**ACTION ITEM**
With the images left out, print every entry that follows exactly.

**AVAILABLE DATA**
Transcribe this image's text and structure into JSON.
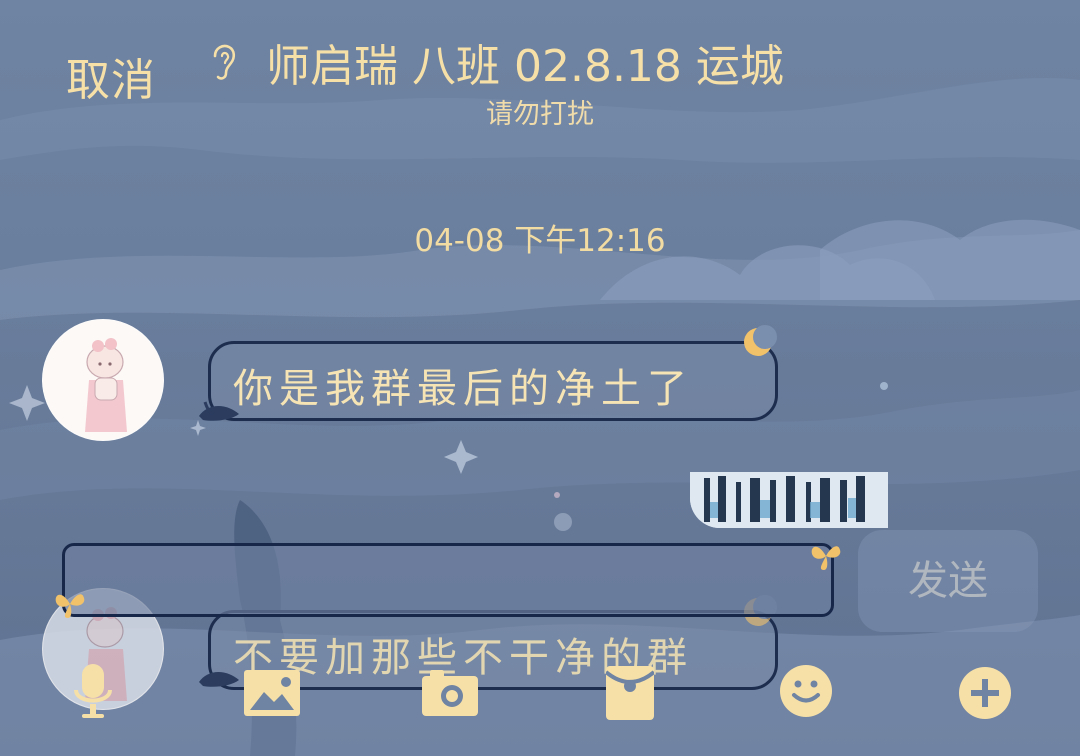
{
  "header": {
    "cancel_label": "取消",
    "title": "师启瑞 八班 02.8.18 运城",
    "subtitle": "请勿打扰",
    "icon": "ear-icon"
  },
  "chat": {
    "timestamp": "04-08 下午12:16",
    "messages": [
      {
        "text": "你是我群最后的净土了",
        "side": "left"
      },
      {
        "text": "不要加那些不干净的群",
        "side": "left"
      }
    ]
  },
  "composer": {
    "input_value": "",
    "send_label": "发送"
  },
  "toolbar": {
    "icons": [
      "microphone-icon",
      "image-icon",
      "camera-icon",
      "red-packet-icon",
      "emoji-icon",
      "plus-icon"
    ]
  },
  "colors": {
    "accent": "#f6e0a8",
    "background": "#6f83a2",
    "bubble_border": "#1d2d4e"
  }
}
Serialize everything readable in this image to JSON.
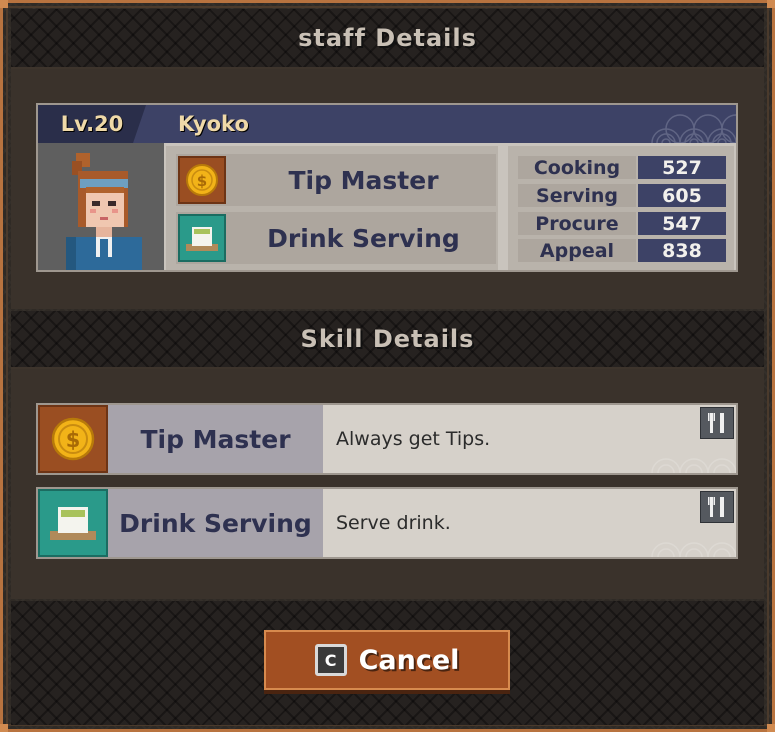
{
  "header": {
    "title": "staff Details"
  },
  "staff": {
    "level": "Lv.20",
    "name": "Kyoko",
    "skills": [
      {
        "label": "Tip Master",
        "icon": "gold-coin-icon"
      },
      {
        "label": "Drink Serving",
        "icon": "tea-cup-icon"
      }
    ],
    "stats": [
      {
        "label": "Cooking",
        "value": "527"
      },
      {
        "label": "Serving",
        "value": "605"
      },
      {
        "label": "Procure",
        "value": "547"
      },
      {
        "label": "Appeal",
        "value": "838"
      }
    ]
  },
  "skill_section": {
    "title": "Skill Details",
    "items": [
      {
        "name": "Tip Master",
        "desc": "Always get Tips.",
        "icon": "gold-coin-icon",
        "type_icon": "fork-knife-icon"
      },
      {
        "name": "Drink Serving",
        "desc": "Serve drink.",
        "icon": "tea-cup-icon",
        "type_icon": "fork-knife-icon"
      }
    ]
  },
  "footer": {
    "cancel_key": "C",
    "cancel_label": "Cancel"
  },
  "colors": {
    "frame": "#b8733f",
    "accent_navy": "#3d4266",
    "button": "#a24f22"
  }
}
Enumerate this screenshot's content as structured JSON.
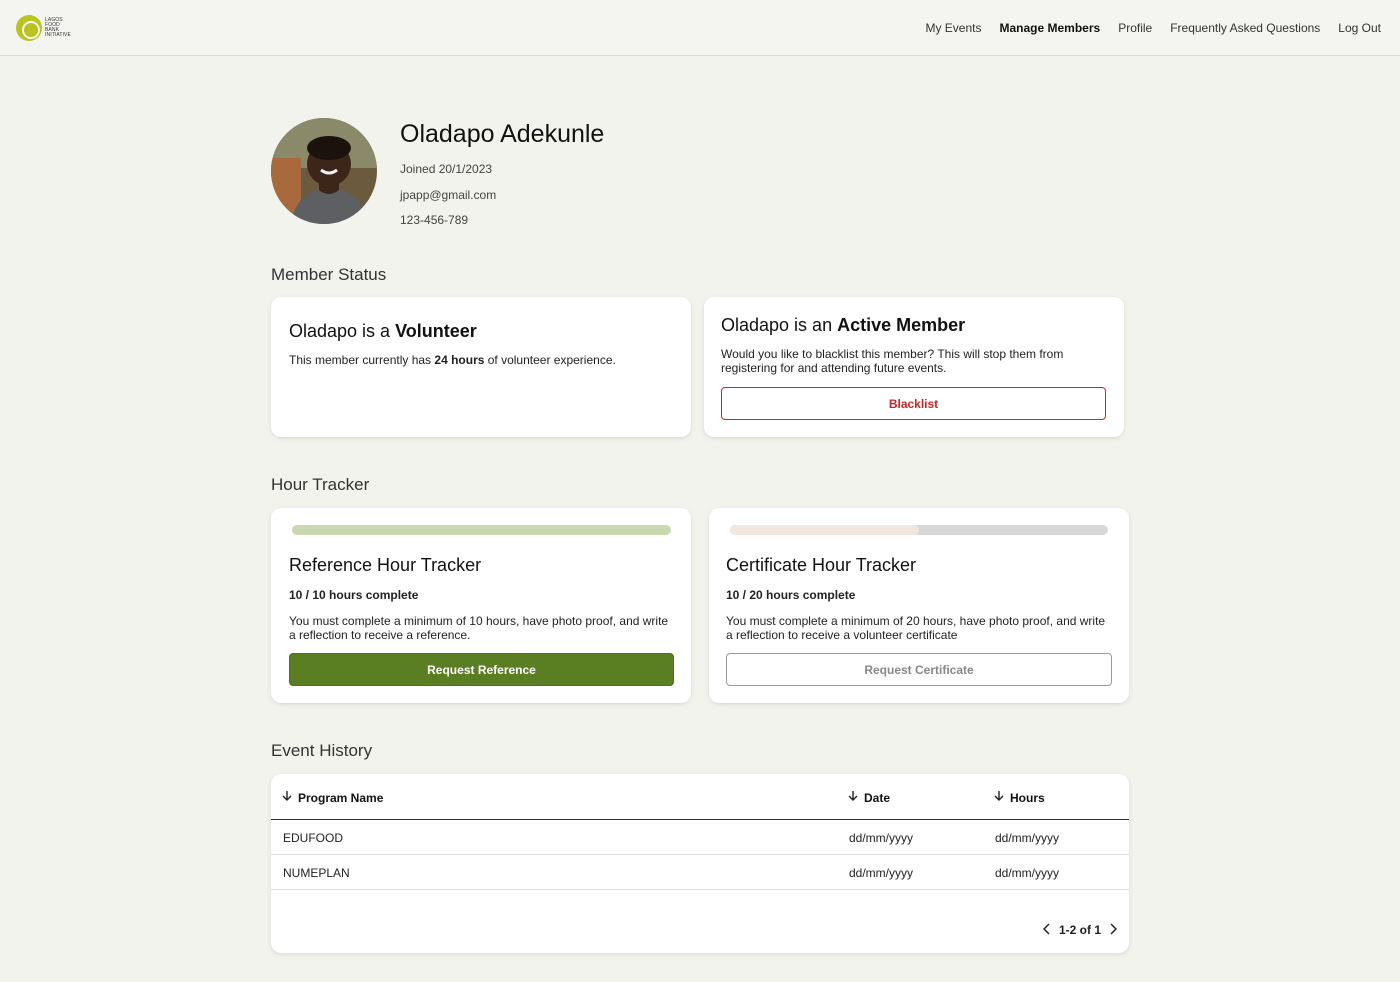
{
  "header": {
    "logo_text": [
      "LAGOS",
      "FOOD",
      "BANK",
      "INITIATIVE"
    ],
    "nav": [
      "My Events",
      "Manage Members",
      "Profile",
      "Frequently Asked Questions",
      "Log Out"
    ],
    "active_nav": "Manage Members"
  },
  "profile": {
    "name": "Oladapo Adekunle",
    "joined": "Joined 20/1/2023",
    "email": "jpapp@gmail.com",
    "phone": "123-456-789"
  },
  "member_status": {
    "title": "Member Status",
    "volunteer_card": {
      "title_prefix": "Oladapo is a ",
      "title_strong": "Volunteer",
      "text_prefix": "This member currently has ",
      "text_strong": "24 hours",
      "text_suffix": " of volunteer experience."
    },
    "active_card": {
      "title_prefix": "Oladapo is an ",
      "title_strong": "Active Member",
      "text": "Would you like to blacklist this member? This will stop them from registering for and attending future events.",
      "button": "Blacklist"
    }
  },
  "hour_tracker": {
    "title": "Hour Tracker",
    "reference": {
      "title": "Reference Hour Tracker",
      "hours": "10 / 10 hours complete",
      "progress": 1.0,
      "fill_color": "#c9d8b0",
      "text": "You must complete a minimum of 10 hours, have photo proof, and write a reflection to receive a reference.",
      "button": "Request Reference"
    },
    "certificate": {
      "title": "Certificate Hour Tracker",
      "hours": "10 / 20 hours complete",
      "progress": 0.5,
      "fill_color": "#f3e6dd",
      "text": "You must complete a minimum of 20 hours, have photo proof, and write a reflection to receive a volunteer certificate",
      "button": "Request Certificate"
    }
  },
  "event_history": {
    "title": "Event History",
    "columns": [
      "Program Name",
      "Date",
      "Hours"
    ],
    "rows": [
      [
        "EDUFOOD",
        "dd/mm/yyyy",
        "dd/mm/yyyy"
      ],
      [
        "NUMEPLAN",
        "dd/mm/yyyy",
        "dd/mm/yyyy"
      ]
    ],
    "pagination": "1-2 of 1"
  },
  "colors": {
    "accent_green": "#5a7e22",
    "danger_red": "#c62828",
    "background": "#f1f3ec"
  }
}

**RESPONSE**
Transcribe this image's text and structure into JSON.
{
  "header": {
    "cancel_label": "取消",
    "title": "师启瑞 八班 02.8.18 运城",
    "subtitle": "请勿打扰",
    "icon": "ear-icon"
  },
  "chat": {
    "timestamp": "04-08 下午12:16",
    "messages": [
      {
        "text": "你是我群最后的净土了",
        "side": "left"
      },
      {
        "text": "不要加那些不干净的群",
        "side": "left"
      }
    ]
  },
  "composer": {
    "input_value": "",
    "send_label": "发送"
  },
  "toolbar": {
    "icons": [
      "microphone-icon",
      "image-icon",
      "camera-icon",
      "red-packet-icon",
      "emoji-icon",
      "plus-icon"
    ]
  },
  "colors": {
    "accent": "#f6e0a8",
    "background": "#6f83a2",
    "bubble_border": "#1d2d4e"
  }
}
Serialize everything readable in this image to JSON.
{
  "header": {
    "title": "staff Details"
  },
  "staff": {
    "level": "Lv.20",
    "name": "Kyoko",
    "skills": [
      {
        "label": "Tip Master",
        "icon": "gold-coin-icon"
      },
      {
        "label": "Drink Serving",
        "icon": "tea-cup-icon"
      }
    ],
    "stats": [
      {
        "label": "Cooking",
        "value": "527"
      },
      {
        "label": "Serving",
        "value": "605"
      },
      {
        "label": "Procure",
        "value": "547"
      },
      {
        "label": "Appeal",
        "value": "838"
      }
    ]
  },
  "skill_section": {
    "title": "Skill Details",
    "items": [
      {
        "name": "Tip Master",
        "desc": "Always get Tips.",
        "icon": "gold-coin-icon",
        "type_icon": "fork-knife-icon"
      },
      {
        "name": "Drink Serving",
        "desc": "Serve drink.",
        "icon": "tea-cup-icon",
        "type_icon": "fork-knife-icon"
      }
    ]
  },
  "footer": {
    "cancel_key": "C",
    "cancel_label": "Cancel"
  },
  "colors": {
    "frame": "#b8733f",
    "accent_navy": "#3d4266",
    "button": "#a24f22"
  }
}
Enumerate this screenshot's content as structured JSON.
{
  "header": {
    "logo_text": [
      "LAGOS",
      "FOOD",
      "BANK",
      "INITIATIVE"
    ],
    "nav": [
      "My Events",
      "Manage Members",
      "Profile",
      "Frequently Asked Questions",
      "Log Out"
    ],
    "active_nav": "Manage Members"
  },
  "profile": {
    "name": "Oladapo Adekunle",
    "joined": "Joined 20/1/2023",
    "email": "jpapp@gmail.com",
    "phone": "123-456-789"
  },
  "member_status": {
    "title": "Member Status",
    "volunteer_card": {
      "title_prefix": "Oladapo is a ",
      "title_strong": "Volunteer",
      "text_prefix": "This member currently has ",
      "text_strong": "24 hours",
      "text_suffix": " of volunteer experience."
    },
    "active_card": {
      "title_prefix": "Oladapo is an ",
      "title_strong": "Active Member",
      "text": "Would you like to blacklist this member? This will stop them from registering for and attending future events.",
      "button": "Blacklist"
    }
  },
  "hour_tracker": {
    "title": "Hour Tracker",
    "reference": {
      "title": "Reference Hour Tracker",
      "hours": "10 / 10 hours complete",
      "progress": 1.0,
      "fill_color": "#c9d8b0",
      "text": "You must complete a minimum of 10 hours, have photo proof, and write a reflection to receive a reference.",
      "button": "Request Reference"
    },
    "certificate": {
      "title": "Certificate Hour Tracker",
      "hours": "10 / 20 hours complete",
      "progress": 0.5,
      "fill_color": "#f3e6dd",
      "text": "You must complete a minimum of 20 hours, have photo proof, and write a reflection to receive a volunteer certificate",
      "button": "Request Certificate"
    }
  },
  "event_history": {
    "title": "Event History",
    "columns": [
      "Program Name",
      "Date",
      "Hours"
    ],
    "rows": [
      [
        "EDUFOOD",
        "dd/mm/yyyy",
        "dd/mm/yyyy"
      ],
      [
        "NUMEPLAN",
        "dd/mm/yyyy",
        "dd/mm/yyyy"
      ]
    ],
    "pagination": "1-2 of 1"
  },
  "colors": {
    "accent_green": "#5a7e22",
    "danger_red": "#c62828",
    "background": "#f1f3ec"
  }
}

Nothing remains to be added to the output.